These are the players with more than 2.5 Closer stars per war. Zelazny takes the crown from Caldazar this time around. These days we 3-star all our opponent’s TH8 bases, meaning that you basically have to get 3-stars to get closer stars. If you 2-star a base, someone else will just come along and 3-star it for the closer stars.

At TH9 players are separated by the newer bases (often TH8.5) and the veterans. I’ve found that the attacking down statistic is useful for separating the two groups – currently the cut-off is at 10% attacks against lower level bases.

Rookie TH9 Total Closer

Malcolm 3.9
Vorash 3.7
Sleepy_Sam 3.5
Lui Klea 3.3
Saate 2.9
Ranez 2.7

This shows newer TH9’s with more than 2.7 closer stars. If you do not follow the TH8.5 route you will most probably not feature in this group. In any case, well done Malcolm!

Veteran TH9 Total Closer

Delpez13 3.8
Kryss 3.6
Malcolm Renolds 3.3
Jonneh 3.3
JHO 3.0
Josch2k 2.9
Mikrakov 2.8

Players with more than 2.8 closer stars. Not only did Kryss dominate the TH9 defense numbers, he also ranks very high on offense – my vote for our TH9 MVP!


TH8 Same Level Stars/Attack

Ellroy 2.31
Zelazny 2.29
Caldazar 2.28
Sunette29 2.25
RogerRabbit 2.15
Claud 2.11
Alistair 2.10
MattyC 2.06

The players with an average of more than 2 against TH8 bases. The same three players also topped the Closer table, but this time around Ellroy takes the honors.
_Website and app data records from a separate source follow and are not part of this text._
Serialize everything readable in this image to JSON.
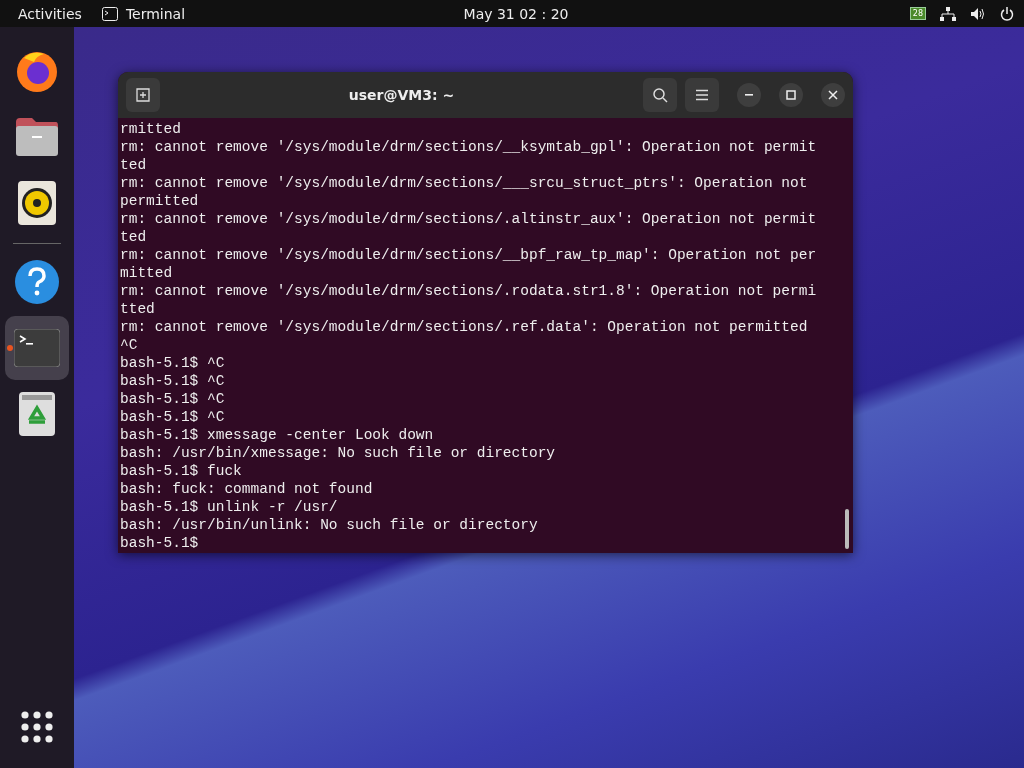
{
  "top_bar": {
    "activities": "Activities",
    "app_menu": "Terminal",
    "clock": "May 31  02 : 20",
    "tray_badge": "28"
  },
  "dock": {
    "items": [
      {
        "kind": "browser",
        "selected": false,
        "running": false
      },
      {
        "kind": "files",
        "selected": false,
        "running": false
      },
      {
        "kind": "music",
        "selected": false,
        "running": false
      },
      {
        "kind": "separator"
      },
      {
        "kind": "help",
        "selected": false,
        "running": false
      },
      {
        "kind": "terminal",
        "selected": true,
        "running": true
      },
      {
        "kind": "trash",
        "selected": false,
        "running": false
      }
    ]
  },
  "window": {
    "title": "user@VM3: ~",
    "lines": [
      "rmitted",
      "rm: cannot remove '/sys/module/drm/sections/__ksymtab_gpl': Operation not permit",
      "ted",
      "rm: cannot remove '/sys/module/drm/sections/___srcu_struct_ptrs': Operation not",
      "permitted",
      "rm: cannot remove '/sys/module/drm/sections/.altinstr_aux': Operation not permit",
      "ted",
      "rm: cannot remove '/sys/module/drm/sections/__bpf_raw_tp_map': Operation not per",
      "mitted",
      "rm: cannot remove '/sys/module/drm/sections/.rodata.str1.8': Operation not permi",
      "tted",
      "rm: cannot remove '/sys/module/drm/sections/.ref.data': Operation not permitted",
      "^C",
      "bash-5.1$ ^C",
      "bash-5.1$ ^C",
      "bash-5.1$ ^C",
      "bash-5.1$ ^C",
      "bash-5.1$ xmessage -center Look down",
      "bash: /usr/bin/xmessage: No such file or directory",
      "bash-5.1$ fuck",
      "bash: fuck: command not found",
      "bash-5.1$ unlink -r /usr/",
      "bash: /usr/bin/unlink: No such file or directory",
      "bash-5.1$ "
    ]
  }
}
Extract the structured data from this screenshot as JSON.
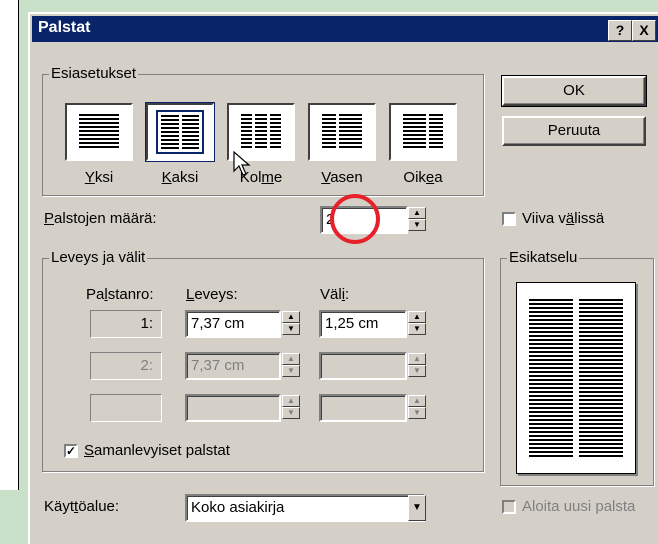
{
  "dialog": {
    "title": "Palstat",
    "help_button": "?",
    "close_button": "X"
  },
  "presets": {
    "group_label": "Esiasetukset",
    "items": [
      {
        "label_pre": "",
        "label_key": "Y",
        "label_post": "ksi"
      },
      {
        "label_pre": "",
        "label_key": "K",
        "label_post": "aksi"
      },
      {
        "label_pre": "Kol",
        "label_key": "m",
        "label_post": "e"
      },
      {
        "label_pre": "",
        "label_key": "V",
        "label_post": "asen"
      },
      {
        "label_pre": "Oik",
        "label_key": "e",
        "label_post": "a"
      }
    ]
  },
  "buttons": {
    "ok": "OK",
    "cancel": "Peruuta"
  },
  "column_count": {
    "label_key": "P",
    "label_post": "alstojen määrä:",
    "value": "2"
  },
  "line_between": {
    "label_pre": "Viiva v",
    "label_key": "ä",
    "label_post": "lissä",
    "checked": false
  },
  "width_spacing": {
    "group_label": "Leveys ja välit",
    "header_column_pre": "Pa",
    "header_column_key": "l",
    "header_column_post": "stanro:",
    "header_width_key": "L",
    "header_width_post": "eveys:",
    "header_spacing_pre": "Väl",
    "header_spacing_key": "i",
    "header_spacing_post": ":",
    "rows": [
      {
        "number": "1:",
        "width": "7,37 cm",
        "spacing": "1,25 cm"
      },
      {
        "number": "2:",
        "width": "7,37 cm",
        "spacing": ""
      },
      {
        "number": "",
        "width": "",
        "spacing": ""
      }
    ]
  },
  "equal_width": {
    "label_key": "S",
    "label_post": "amanlevyiset palstat",
    "checked": true,
    "check_mark": "✓"
  },
  "preview": {
    "group_label": "Esikatselu"
  },
  "apply_to": {
    "label_pre": "Käyt",
    "label_key": "t",
    "label_post": "öalue:",
    "value": "Koko asiakirja",
    "dropdown_arrow": "▼"
  },
  "new_column": {
    "label": "Aloita uusi palsta",
    "checked": false
  },
  "spinner": {
    "up": "▲",
    "down": "▼"
  },
  "annotation_color": "#e8202a"
}
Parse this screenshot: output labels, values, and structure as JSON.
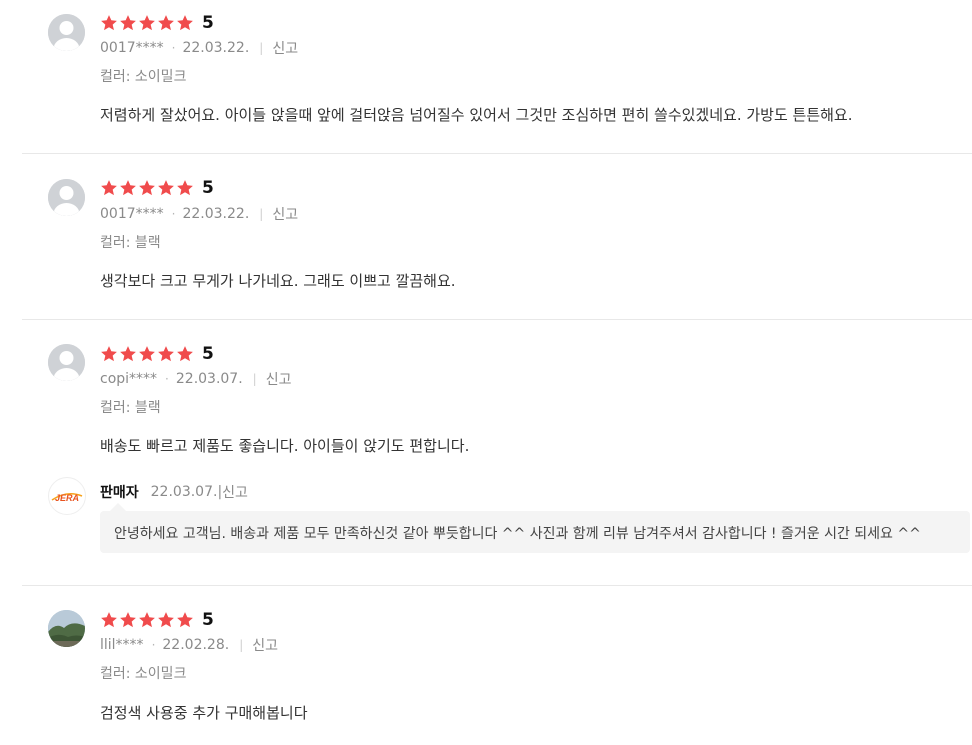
{
  "colors": {
    "star": "#f04b4c",
    "divider": "#e8e8e8",
    "reply_bg": "#f4f4f4"
  },
  "common": {
    "report_label": "신고",
    "dot": "·",
    "bar": "|"
  },
  "reviews": [
    {
      "rating": 5,
      "score_label": "5",
      "user": "0017****",
      "date": "22.03.22.",
      "option": "컬러: 소이밀크",
      "text": "저렴하게 잘샀어요. 아이들 앉을때 앞에 걸터앉음 넘어질수 있어서 그것만 조심하면 편히 쓸수있겠네요. 가방도 튼튼해요.",
      "avatar": "default-avatar-icon"
    },
    {
      "rating": 5,
      "score_label": "5",
      "user": "0017****",
      "date": "22.03.22.",
      "option": "컬러: 블랙",
      "text": "생각보다 크고 무게가 나가네요. 그래도 이쁘고 깔끔해요.",
      "avatar": "default-avatar-icon"
    },
    {
      "rating": 5,
      "score_label": "5",
      "user": "copi****",
      "date": "22.03.07.",
      "option": "컬러: 블랙",
      "text": "배송도 빠르고 제품도 좋습니다. 아이들이 앉기도 편합니다.",
      "avatar": "default-avatar-icon",
      "reply": {
        "seller_name": "판매자",
        "date": "22.03.07.",
        "logo_text": "JERA",
        "text": "안녕하세요 고객님. 배송과 제품 모두 만족하신것 같아 뿌듯합니다 ^^ 사진과 함께 리뷰 남겨주셔서 감사합니다 ! 즐거운 시간 되세요 ^^"
      }
    },
    {
      "rating": 5,
      "score_label": "5",
      "user": "llil****",
      "date": "22.02.28.",
      "option": "컬러: 소이밀크",
      "text": "검정색 사용중 추가 구매해봅니다",
      "avatar": "landscape-photo-avatar"
    }
  ]
}
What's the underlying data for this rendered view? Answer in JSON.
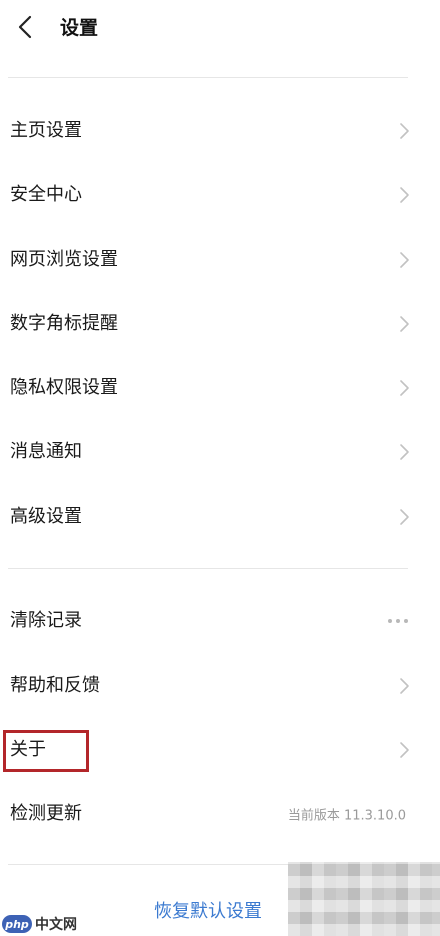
{
  "header": {
    "title": "设置"
  },
  "sections": [
    {
      "items": [
        {
          "label": "主页设置",
          "trailing": "chevron"
        },
        {
          "label": "安全中心",
          "trailing": "chevron"
        },
        {
          "label": "网页浏览设置",
          "trailing": "chevron"
        },
        {
          "label": "数字角标提醒",
          "trailing": "chevron"
        },
        {
          "label": "隐私权限设置",
          "trailing": "chevron"
        },
        {
          "label": "消息通知",
          "trailing": "chevron"
        },
        {
          "label": "高级设置",
          "trailing": "chevron"
        }
      ]
    },
    {
      "items": [
        {
          "label": "清除记录",
          "trailing": "more-dots"
        },
        {
          "label": "帮助和反馈",
          "trailing": "chevron"
        },
        {
          "label": "关于",
          "trailing": "chevron"
        },
        {
          "label": "检测更新",
          "trailing": "version",
          "value": "当前版本 11.3.10.0"
        }
      ]
    }
  ],
  "footer": {
    "restore_label": "恢复默认设置"
  },
  "watermark": {
    "logo_text": "php",
    "site_text": "中文网"
  },
  "colors": {
    "accent": "#3b7ad0",
    "highlight": "#b3262a",
    "secondary_text": "#9a9a9a",
    "divider": "#e6e6e6"
  }
}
As was stated during Season 1, you should be able to average at least 2 stars against other TH8 bases, or TH9 will be really tough.

TH9 Same Level Stars/Attack

Vorash 2.10
Delpez13 2.10
Sleepy_Sam 2.07
Josch2k 2.06
Kryss 2.05
Jonneh 2.05

Players who average more than 2 stars against TH9 opponents – the list is growing: for season 1 there were only 4 names on it.


A comparison of the important numbers between Seasons 1 and 2. First up the TH8’s:

TH8 Benchmark

Season 1 Season 2
Bleeds per War 1.54 1.37
Holds per War 0.24 0.33
Closer per War 2.15 2.33
Ave Stars against TH8 per Attack 1.80 1.90
Ave 3-stars against TH8 per Attack 0.32 0.37

From the bleeds and holds our TH8’s are attacked less in Season 2 than Season 1, but are holding onto more stars. This might just be a function of less TH8 bases as more players level to TH9. However, our TH8’s also performed better on offence – scoring more closer stars in general, as well as more stars and 3-stars against other TH8 bases. The 3-star number is particularly important, because 2-stars at TH8 is not worth much – someone else will clean up the base. From Season 1 to Season 2 we have improved from a 3-star every 3.1 attacks to one every 2.7 attacks.

The TH9 comparison with Season 1 looks as follows:

TH9 Benchmark

Season 1 Season 2
Bleeds per War 0.53 0.40
Holds per War 0.61 0.64
Closer per War 2.78 2.61
Ave Stars against TH9 per Attack 1.54 1.65
Ave 3-stars against TH9 per Attack 0.12 0.17

Also fewer bleeds and slightly more holds. Together with the TH8 stats it means that clans are scoring less stars against us. Closer stars per war is lower than Season 1, which is probably a result of the improvement in the TH8 offensive numbers – our TH9’s had to clean up less and thus scored less closer stars. There was a big improvement in both the average stars against TH9 bases, as well as the number of 3-stars scored against TH9 bases. The latter went from a 3-star every 8.3 attacks to one every 5.9 attacks.

It is important to note that although we did better offensively in Season 2, it does not necessarily mean that we are getting better. More wars are needed to conclude whether we are improving as a clan, although the trend is definitely in the right direction!

And that’s it for Season 2! Well done if your name appears on these lists. Please follow the link to compare your performance against the top players at your TH level, and let’s try and improve some more in Season 3.

Posted in Clash of Clans, Uncategorized | 5 Comments